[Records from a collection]
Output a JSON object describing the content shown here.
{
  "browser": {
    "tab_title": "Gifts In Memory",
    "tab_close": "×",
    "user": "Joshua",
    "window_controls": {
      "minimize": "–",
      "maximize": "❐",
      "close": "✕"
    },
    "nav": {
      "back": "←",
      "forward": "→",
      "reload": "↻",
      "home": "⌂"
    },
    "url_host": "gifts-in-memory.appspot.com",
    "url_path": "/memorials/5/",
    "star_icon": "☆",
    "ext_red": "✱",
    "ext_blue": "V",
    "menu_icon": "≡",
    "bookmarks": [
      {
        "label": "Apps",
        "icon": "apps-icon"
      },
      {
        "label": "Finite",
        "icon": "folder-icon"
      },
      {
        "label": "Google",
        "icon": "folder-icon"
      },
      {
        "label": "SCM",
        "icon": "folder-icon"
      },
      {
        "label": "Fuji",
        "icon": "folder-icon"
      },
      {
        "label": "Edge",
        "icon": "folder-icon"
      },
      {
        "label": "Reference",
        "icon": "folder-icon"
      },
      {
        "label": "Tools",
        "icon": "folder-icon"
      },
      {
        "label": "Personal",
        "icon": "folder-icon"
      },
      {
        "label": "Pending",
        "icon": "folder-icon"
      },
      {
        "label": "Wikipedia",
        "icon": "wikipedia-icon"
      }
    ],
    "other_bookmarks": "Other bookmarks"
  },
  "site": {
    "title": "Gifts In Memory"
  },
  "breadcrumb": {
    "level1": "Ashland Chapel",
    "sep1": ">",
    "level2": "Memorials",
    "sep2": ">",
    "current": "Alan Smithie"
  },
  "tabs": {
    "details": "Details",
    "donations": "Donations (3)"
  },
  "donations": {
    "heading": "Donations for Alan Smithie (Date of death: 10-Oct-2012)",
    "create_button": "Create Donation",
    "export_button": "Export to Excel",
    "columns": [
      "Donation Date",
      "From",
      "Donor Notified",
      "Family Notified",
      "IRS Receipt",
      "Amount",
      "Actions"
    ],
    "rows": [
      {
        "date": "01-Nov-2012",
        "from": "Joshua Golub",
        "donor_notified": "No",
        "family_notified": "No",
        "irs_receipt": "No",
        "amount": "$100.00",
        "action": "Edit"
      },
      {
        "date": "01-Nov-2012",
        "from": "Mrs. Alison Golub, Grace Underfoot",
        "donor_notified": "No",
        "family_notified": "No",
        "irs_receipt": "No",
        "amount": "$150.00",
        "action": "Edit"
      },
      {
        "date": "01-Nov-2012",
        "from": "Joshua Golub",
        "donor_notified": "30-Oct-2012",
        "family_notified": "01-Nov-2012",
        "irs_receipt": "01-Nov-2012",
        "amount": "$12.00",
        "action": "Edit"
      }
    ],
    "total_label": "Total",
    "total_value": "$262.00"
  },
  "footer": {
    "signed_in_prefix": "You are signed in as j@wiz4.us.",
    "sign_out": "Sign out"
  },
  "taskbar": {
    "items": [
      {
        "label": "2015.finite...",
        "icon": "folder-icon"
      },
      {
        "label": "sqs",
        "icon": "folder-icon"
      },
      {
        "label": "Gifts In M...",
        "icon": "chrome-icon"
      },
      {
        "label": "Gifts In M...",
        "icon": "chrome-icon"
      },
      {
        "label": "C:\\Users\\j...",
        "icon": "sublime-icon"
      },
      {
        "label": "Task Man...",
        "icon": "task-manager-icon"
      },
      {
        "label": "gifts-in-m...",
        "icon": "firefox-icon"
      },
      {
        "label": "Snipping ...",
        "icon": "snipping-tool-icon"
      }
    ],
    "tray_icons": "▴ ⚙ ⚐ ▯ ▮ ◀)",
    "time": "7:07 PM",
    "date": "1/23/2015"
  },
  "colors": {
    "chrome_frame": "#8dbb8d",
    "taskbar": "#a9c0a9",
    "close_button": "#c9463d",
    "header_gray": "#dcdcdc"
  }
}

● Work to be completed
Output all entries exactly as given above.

● Written response
Output a JSON object describing the content shown here.
{
  "browser": {
    "tab_title": "Gifts In Memory",
    "tab_close": "×",
    "user": "Joshua",
    "window_controls": {
      "minimize": "–",
      "maximize": "❐",
      "close": "✕"
    },
    "nav": {
      "back": "←",
      "forward": "→",
      "reload": "↻",
      "home": "⌂"
    },
    "url_host": "gifts-in-memory.appspot.com",
    "url_path": "/memorials/5/",
    "star_icon": "☆",
    "ext_red": "✱",
    "ext_blue": "V",
    "menu_icon": "≡",
    "bookmarks": [
      {
        "label": "Apps",
        "icon": "apps-icon"
      },
      {
        "label": "Finite",
        "icon": "folder-icon"
      },
      {
        "label": "Google",
        "icon": "folder-icon"
      },
      {
        "label": "SCM",
        "icon": "folder-icon"
      },
      {
        "label": "Fuji",
        "icon": "folder-icon"
      },
      {
        "label": "Edge",
        "icon": "folder-icon"
      },
      {
        "label": "Reference",
        "icon": "folder-icon"
      },
      {
        "label": "Tools",
        "icon": "folder-icon"
      },
      {
        "label": "Personal",
        "icon": "folder-icon"
      },
      {
        "label": "Pending",
        "icon": "folder-icon"
      },
      {
        "label": "Wikipedia",
        "icon": "wikipedia-icon"
      }
    ],
    "other_bookmarks": "Other bookmarks"
  },
  "site": {
    "title": "Gifts In Memory"
  },
  "breadcrumb": {
    "level1": "Ashland Chapel",
    "sep1": ">",
    "level2": "Memorials",
    "sep2": ">",
    "current": "Alan Smithie"
  },
  "tabs": {
    "details": "Details",
    "donations": "Donations (3)"
  },
  "donations": {
    "heading": "Donations for Alan Smithie (Date of death: 10-Oct-2012)",
    "create_button": "Create Donation",
    "export_button": "Export to Excel",
    "columns": [
      "Donation Date",
      "From",
      "Donor Notified",
      "Family Notified",
      "IRS Receipt",
      "Amount",
      "Actions"
    ],
    "rows": [
      {
        "date": "01-Nov-2012",
        "from": "Joshua Golub",
        "donor_notified": "No",
        "family_notified": "No",
        "irs_receipt": "No",
        "amount": "$100.00",
        "action": "Edit"
      },
      {
        "date": "01-Nov-2012",
        "from": "Mrs. Alison Golub, Grace Underfoot",
        "donor_notified": "No",
        "family_notified": "No",
        "irs_receipt": "No",
        "amount": "$150.00",
        "action": "Edit"
      },
      {
        "date": "01-Nov-2012",
        "from": "Joshua Golub",
        "donor_notified": "30-Oct-2012",
        "family_notified": "01-Nov-2012",
        "irs_receipt": "01-Nov-2012",
        "amount": "$12.00",
        "action": "Edit"
      }
    ],
    "total_label": "Total",
    "total_value": "$262.00"
  },
  "footer": {
    "signed_in_prefix": "You are signed in as j@wiz4.us.",
    "sign_out": "Sign out"
  },
  "taskbar": {
    "items": [
      {
        "label": "2015.finite...",
        "icon": "folder-icon"
      },
      {
        "label": "sqs",
        "icon": "folder-icon"
      },
      {
        "label": "Gifts In M...",
        "icon": "chrome-icon"
      },
      {
        "label": "Gifts In M...",
        "icon": "chrome-icon"
      },
      {
        "label": "C:\\Users\\j...",
        "icon": "sublime-icon"
      },
      {
        "label": "Task Man...",
        "icon": "task-manager-icon"
      },
      {
        "label": "gifts-in-m...",
        "icon": "firefox-icon"
      },
      {
        "label": "Snipping ...",
        "icon": "snipping-tool-icon"
      }
    ],
    "tray_icons": "▴ ⚙ ⚐ ▯ ▮ ◀)",
    "time": "7:07 PM",
    "date": "1/23/2015"
  },
  "colors": {
    "chrome_frame": "#8dbb8d",
    "taskbar": "#a9c0a9",
    "close_button": "#c9463d",
    "header_gray": "#dcdcdc"
  }
}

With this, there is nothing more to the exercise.